No cultural identity without crises?
Crises also make a key contribution to identity formation within a country, culture or population group. 'Dutch identity can only be understood properly with a thorough analysis of disaster history', explained prof. dr. Lotte Jensen, who is a professor of Dutch Literature and Culture at Radboud University. "Flooding is especially relevant to the Netherlands; just consider the saying "God created the Earth, but the Dutch created the Netherlands.'" In her lecture, Jensen reflected on the effects that disaster have on the cultural identity formation of a country, a nation or a group. "Many people resort to telling stories during disasters. For example, the disaster is converted into a victory story. The same is true for the coronavirus crisis, such as in the phrase "Together, we can keep the coronavirus under control". This narrative returns time and again. It has also generated new role models, however: care workers, virologists, sign language interpreter Irma Sluis." In order to understand a country's cultural identity, we have to consider the disasters and crises that it has overcome. During these moments, the core structure of a culture is created, to which we can return if a new crisis emerges or if there is a threat to our unity.
It turns out that you can learn from a crisis, whether it is about the history of international cooperation, about a surprisingly obedient society, about justice as a cornerstone, about identity formation or about solidarity. As for the question what disasters teach us about democracy, the answer tends not to be as positive. Democracy often has a hard time during disasters: democratic decision-making is circumvented, transparency is dialled back due to time constraints and control is exercised by only a small group of elite scientists or policymakers. In other words, does a crisis teach us that democracy is no match for a state of emergency? Assistant professor of Public Managment dr. Scott Douglas refused to believe so. He concluded the 'Adapt!' series with a 'relentlessly optimistic view' of how democracy works during a crisis.
While you can just focus on the threats to democracy, I consider it more productive to focus on the opportunities
The general opinion is that democracy does not function in times of crisis, but Douglas argued the opposite: 'While you can just focus on the threats to democracy, I consider it more productive to focus on the opportunities.' In order to focus on these opportunities, he listed examples of past crises which demonstrated that democracy can thrive during adversity. "For example, think of the hiv and AIDS crisis, when tensions were mounting. During this delicate crisis, there was an increasing sense of uncertainty as well as inequality. Among other places, Australia proved that a different approach was possible. This country opted for cooperation with the target group in order to preserve national unity. Without an open democracy, this hugely successful approach would not have worked," Douglas explained.

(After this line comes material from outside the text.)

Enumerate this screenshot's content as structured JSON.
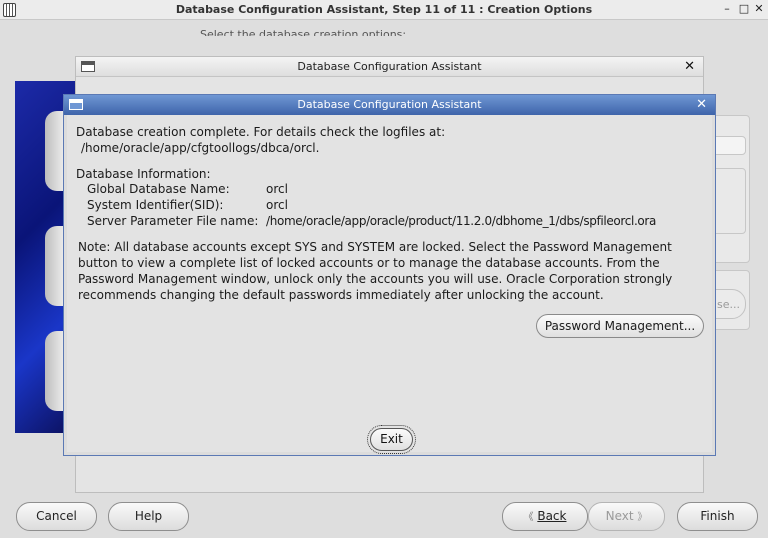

The question remains whether democracy will also evolve as a result of the coronavirus. Douglas certainly underlined a key principle: hard work and unifying leadership can allow democracy to thrive after a crisis.